▶ _TASK TO COMPLETE_:
Exact reproduction of all the data is needed.

◆ ◆ ◆ ◆

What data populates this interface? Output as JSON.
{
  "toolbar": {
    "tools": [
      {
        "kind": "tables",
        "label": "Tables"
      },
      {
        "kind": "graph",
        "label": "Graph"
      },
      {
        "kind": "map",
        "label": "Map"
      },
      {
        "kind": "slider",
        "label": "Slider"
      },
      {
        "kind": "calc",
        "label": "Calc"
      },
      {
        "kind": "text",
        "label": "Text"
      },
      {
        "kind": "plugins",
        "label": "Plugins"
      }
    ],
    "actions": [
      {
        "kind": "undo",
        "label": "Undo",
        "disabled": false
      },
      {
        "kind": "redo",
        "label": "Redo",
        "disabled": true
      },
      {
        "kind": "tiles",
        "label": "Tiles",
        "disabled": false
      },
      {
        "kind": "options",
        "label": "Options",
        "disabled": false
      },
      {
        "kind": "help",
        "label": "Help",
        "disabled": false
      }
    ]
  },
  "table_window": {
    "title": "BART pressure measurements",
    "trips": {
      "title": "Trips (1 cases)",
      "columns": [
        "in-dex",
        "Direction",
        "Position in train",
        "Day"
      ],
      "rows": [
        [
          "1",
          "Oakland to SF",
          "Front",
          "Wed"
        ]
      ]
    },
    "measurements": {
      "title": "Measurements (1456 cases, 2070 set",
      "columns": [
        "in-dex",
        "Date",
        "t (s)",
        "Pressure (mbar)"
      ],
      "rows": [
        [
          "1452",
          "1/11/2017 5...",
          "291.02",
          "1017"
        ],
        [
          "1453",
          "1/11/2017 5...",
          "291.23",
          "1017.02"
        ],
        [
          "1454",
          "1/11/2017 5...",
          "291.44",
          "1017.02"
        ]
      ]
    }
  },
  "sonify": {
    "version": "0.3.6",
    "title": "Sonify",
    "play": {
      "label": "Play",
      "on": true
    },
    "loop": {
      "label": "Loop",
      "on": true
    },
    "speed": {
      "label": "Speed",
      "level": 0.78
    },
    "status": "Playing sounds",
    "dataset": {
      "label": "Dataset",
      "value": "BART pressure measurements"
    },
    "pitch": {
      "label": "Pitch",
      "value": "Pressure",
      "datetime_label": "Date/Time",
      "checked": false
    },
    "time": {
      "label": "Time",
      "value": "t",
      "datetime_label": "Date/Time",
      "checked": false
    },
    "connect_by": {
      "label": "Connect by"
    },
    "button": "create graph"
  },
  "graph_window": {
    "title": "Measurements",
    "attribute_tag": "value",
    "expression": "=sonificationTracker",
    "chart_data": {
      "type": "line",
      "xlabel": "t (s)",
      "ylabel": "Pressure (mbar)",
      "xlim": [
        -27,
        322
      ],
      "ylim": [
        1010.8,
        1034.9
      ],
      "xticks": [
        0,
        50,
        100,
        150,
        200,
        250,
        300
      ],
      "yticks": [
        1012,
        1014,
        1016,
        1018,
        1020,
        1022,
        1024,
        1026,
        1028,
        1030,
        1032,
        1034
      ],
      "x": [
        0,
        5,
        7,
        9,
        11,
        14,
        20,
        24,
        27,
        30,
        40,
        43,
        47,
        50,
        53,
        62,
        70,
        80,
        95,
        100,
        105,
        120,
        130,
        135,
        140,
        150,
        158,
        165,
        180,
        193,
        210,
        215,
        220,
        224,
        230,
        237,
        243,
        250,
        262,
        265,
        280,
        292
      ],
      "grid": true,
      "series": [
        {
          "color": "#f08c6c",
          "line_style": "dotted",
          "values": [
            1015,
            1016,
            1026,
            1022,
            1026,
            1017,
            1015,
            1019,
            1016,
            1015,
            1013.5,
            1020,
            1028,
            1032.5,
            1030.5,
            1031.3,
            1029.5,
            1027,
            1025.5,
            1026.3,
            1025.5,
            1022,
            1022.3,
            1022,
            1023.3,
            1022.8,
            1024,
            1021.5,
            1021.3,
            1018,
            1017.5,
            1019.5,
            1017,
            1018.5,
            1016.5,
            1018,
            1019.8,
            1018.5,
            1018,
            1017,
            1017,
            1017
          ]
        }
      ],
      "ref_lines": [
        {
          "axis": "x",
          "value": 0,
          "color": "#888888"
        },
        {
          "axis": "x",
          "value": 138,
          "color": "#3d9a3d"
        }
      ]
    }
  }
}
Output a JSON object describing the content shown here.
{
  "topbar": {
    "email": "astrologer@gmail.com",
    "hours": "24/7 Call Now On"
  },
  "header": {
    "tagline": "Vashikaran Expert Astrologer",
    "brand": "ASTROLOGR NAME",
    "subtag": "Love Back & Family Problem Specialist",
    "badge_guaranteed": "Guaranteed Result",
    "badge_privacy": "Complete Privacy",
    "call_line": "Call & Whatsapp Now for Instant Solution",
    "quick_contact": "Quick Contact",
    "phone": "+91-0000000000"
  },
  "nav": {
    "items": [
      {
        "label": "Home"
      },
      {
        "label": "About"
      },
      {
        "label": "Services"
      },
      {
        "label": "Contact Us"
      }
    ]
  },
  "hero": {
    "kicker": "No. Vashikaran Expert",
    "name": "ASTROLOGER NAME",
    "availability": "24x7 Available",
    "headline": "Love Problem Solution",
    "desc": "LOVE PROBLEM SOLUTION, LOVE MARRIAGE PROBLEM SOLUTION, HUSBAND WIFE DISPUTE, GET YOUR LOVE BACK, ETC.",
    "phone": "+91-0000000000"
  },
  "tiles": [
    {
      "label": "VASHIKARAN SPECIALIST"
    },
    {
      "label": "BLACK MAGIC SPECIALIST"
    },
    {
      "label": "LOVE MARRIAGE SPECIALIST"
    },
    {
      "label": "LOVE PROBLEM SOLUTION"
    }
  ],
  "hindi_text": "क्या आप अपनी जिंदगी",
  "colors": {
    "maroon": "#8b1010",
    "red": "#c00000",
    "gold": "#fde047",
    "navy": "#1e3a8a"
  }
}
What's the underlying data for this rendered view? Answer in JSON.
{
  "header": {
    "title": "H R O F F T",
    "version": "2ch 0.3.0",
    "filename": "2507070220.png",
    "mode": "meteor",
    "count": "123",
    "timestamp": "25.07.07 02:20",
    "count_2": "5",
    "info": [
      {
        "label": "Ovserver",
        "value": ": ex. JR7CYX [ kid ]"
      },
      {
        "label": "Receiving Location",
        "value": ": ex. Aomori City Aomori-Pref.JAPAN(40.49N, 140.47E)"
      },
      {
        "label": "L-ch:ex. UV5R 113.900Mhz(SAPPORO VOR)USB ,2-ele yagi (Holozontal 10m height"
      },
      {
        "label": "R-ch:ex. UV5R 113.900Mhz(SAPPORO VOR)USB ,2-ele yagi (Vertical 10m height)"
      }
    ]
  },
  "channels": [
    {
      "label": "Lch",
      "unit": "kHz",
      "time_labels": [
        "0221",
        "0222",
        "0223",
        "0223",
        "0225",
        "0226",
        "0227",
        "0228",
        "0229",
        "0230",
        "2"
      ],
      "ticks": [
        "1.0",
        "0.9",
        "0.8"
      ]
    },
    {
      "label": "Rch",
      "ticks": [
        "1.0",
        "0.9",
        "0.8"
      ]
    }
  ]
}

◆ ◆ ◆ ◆

▶ _RESPONSE AREA_:
What data populates this interface? Output as JSON.
{
  "toolbar": {
    "tools": [
      {
        "kind": "tables",
        "label": "Tables"
      },
      {
        "kind": "graph",
        "label": "Graph"
      },
      {
        "kind": "map",
        "label": "Map"
      },
      {
        "kind": "slider",
        "label": "Slider"
      },
      {
        "kind": "calc",
        "label": "Calc"
      },
      {
        "kind": "text",
        "label": "Text"
      },
      {
        "kind": "plugins",
        "label": "Plugins"
      }
    ],
    "actions": [
      {
        "kind": "undo",
        "label": "Undo",
        "disabled": false
      },
      {
        "kind": "redo",
        "label": "Redo",
        "disabled": true
      },
      {
        "kind": "tiles",
        "label": "Tiles",
        "disabled": false
      },
      {
        "kind": "options",
        "label": "Options",
        "disabled": false
      },
      {
        "kind": "help",
        "label": "Help",
        "disabled": false
      }
    ]
  },
  "table_window": {
    "title": "BART pressure measurements",
    "trips": {
      "title": "Trips (1 cases)",
      "columns": [
        "in-dex",
        "Direction",
        "Position in train",
        "Day"
      ],
      "rows": [
        [
          "1",
          "Oakland to SF",
          "Front",
          "Wed"
        ]
      ]
    },
    "measurements": {
      "title": "Measurements (1456 cases, 2070 set",
      "columns": [
        "in-dex",
        "Date",
        "t (s)",
        "Pressure (mbar)"
      ],
      "rows": [
        [
          "1452",
          "1/11/2017 5...",
          "291.02",
          "1017"
        ],
        [
          "1453",
          "1/11/2017 5...",
          "291.23",
          "1017.02"
        ],
        [
          "1454",
          "1/11/2017 5...",
          "291.44",
          "1017.02"
        ]
      ]
    }
  },
  "sonify": {
    "version": "0.3.6",
    "title": "Sonify",
    "play": {
      "label": "Play",
      "on": true
    },
    "loop": {
      "label": "Loop",
      "on": true
    },
    "speed": {
      "label": "Speed",
      "level": 0.78
    },
    "status": "Playing sounds",
    "dataset": {
      "label": "Dataset",
      "value": "BART pressure measurements"
    },
    "pitch": {
      "label": "Pitch",
      "value": "Pressure",
      "datetime_label": "Date/Time",
      "checked": false
    },
    "time": {
      "label": "Time",
      "value": "t",
      "datetime_label": "Date/Time",
      "checked": false
    },
    "connect_by": {
      "label": "Connect by"
    },
    "button": "create graph"
  },
  "graph_window": {
    "title": "Measurements",
    "attribute_tag": "value",
    "expression": "=sonificationTracker",
    "chart_data": {
      "type": "line",
      "xlabel": "t (s)",
      "ylabel": "Pressure (mbar)",
      "xlim": [
        -27,
        322
      ],
      "ylim": [
        1010.8,
        1034.9
      ],
      "xticks": [
        0,
        50,
        100,
        150,
        200,
        250,
        300
      ],
      "yticks": [
        1012,
        1014,
        1016,
        1018,
        1020,
        1022,
        1024,
        1026,
        1028,
        1030,
        1032,
        1034
      ],
      "x": [
        0,
        5,
        7,
        9,
        11,
        14,
        20,
        24,
        27,
        30,
        40,
        43,
        47,
        50,
        53,
        62,
        70,
        80,
        95,
        100,
        105,
        120,
        130,
        135,
        140,
        150,
        158,
        165,
        180,
        193,
        210,
        215,
        220,
        224,
        230,
        237,
        243,
        250,
        262,
        265,
        280,
        292
      ],
      "grid": true,
      "series": [
        {
          "color": "#f08c6c",
          "line_style": "dotted",
          "values": [
            1015,
            1016,
            1026,
            1022,
            1026,
            1017,
            1015,
            1019,
            1016,
            1015,
            1013.5,
            1020,
            1028,
            1032.5,
            1030.5,
            1031.3,
            1029.5,
            1027,
            1025.5,
            1026.3,
            1025.5,
            1022,
            1022.3,
            1022,
            1023.3,
            1022.8,
            1024,
            1021.5,
            1021.3,
            1018,
            1017.5,
            1019.5,
            1017,
            1018.5,
            1016.5,
            1018,
            1019.8,
            1018.5,
            1018,
            1017,
            1017,
            1017
          ]
        }
      ],
      "ref_lines": [
        {
          "axis": "x",
          "value": 0,
          "color": "#888888"
        },
        {
          "axis": "x",
          "value": 138,
          "color": "#3d9a3d"
        }
      ]
    }
  }
}
Output a JSON object describing the content shown here.
{
  "topbar": {
    "email": "astrologer@gmail.com",
    "hours": "24/7 Call Now On"
  },
  "header": {
    "tagline": "Vashikaran Expert Astrologer",
    "brand": "ASTROLOGR NAME",
    "subtag": "Love Back & Family Problem Specialist",
    "badge_guaranteed": "Guaranteed Result",
    "badge_privacy": "Complete Privacy",
    "call_line": "Call & Whatsapp Now for Instant Solution",
    "quick_contact": "Quick Contact",
    "phone": "+91-0000000000"
  },
  "nav": {
    "items": [
      {
        "label": "Home"
      },
      {
        "label": "About"
      },
      {
        "label": "Services"
      },
      {
        "label": "Contact Us"
      }
    ]
  },
  "hero": {
    "kicker": "No. Vashikaran Expert",
    "name": "ASTROLOGER NAME",
    "availability": "24x7 Available",
    "headline": "Love Problem Solution",
    "desc": "LOVE PROBLEM SOLUTION, LOVE MARRIAGE PROBLEM SOLUTION, HUSBAND WIFE DISPUTE, GET YOUR LOVE BACK, ETC.",
    "phone": "+91-0000000000"
  },
  "tiles": [
    {
      "label": "VASHIKARAN SPECIALIST"
    },
    {
      "label": "BLACK MAGIC SPECIALIST"
    },
    {
      "label": "LOVE MARRIAGE SPECIALIST"
    },
    {
      "label": "LOVE PROBLEM SOLUTION"
    }
  ],
  "hindi_text": "क्या आप अपनी जिंदगी",
  "colors": {
    "maroon": "#8b1010",
    "red": "#c00000",
    "gold": "#fde047",
    "navy": "#1e3a8a"
  }
}
What's the underlying data for this rendered view? Answer in JSON.
{
  "header": {
    "title": "H R O F F T",
    "version": "2ch 0.3.0",
    "filename": "2507070220.png",
    "mode": "meteor",
    "count": "123",
    "timestamp": "25.07.07 02:20",
    "count_2": "5",
    "info": [
      {
        "label": "Ovserver",
        "value": ": ex. JR7CYX [ kid ]"
      },
      {
        "label": "Receiving Location",
        "value": ": ex. Aomori City Aomori-Pref.JAPAN(40.49N, 140.47E)"
      },
      {
        "label": "L-ch:ex. UV5R 113.900Mhz(SAPPORO VOR)USB ,2-ele yagi (Holozontal 10m height"
      },
      {
        "label": "R-ch:ex. UV5R 113.900Mhz(SAPPORO VOR)USB ,2-ele yagi (Vertical 10m height)"
      }
    ]
  },
  "channels": [
    {
      "label": "Lch",
      "unit": "kHz",
      "time_labels": [
        "0221",
        "0222",
        "0223",
        "0223",
        "0225",
        "0226",
        "0227",
        "0228",
        "0229",
        "0230",
        "2"
      ],
      "ticks": [
        "1.0",
        "0.9",
        "0.8"
      ]
    },
    {
      "label": "Rch",
      "ticks": [
        "1.0",
        "0.9",
        "0.8"
      ]
    }
  ]
}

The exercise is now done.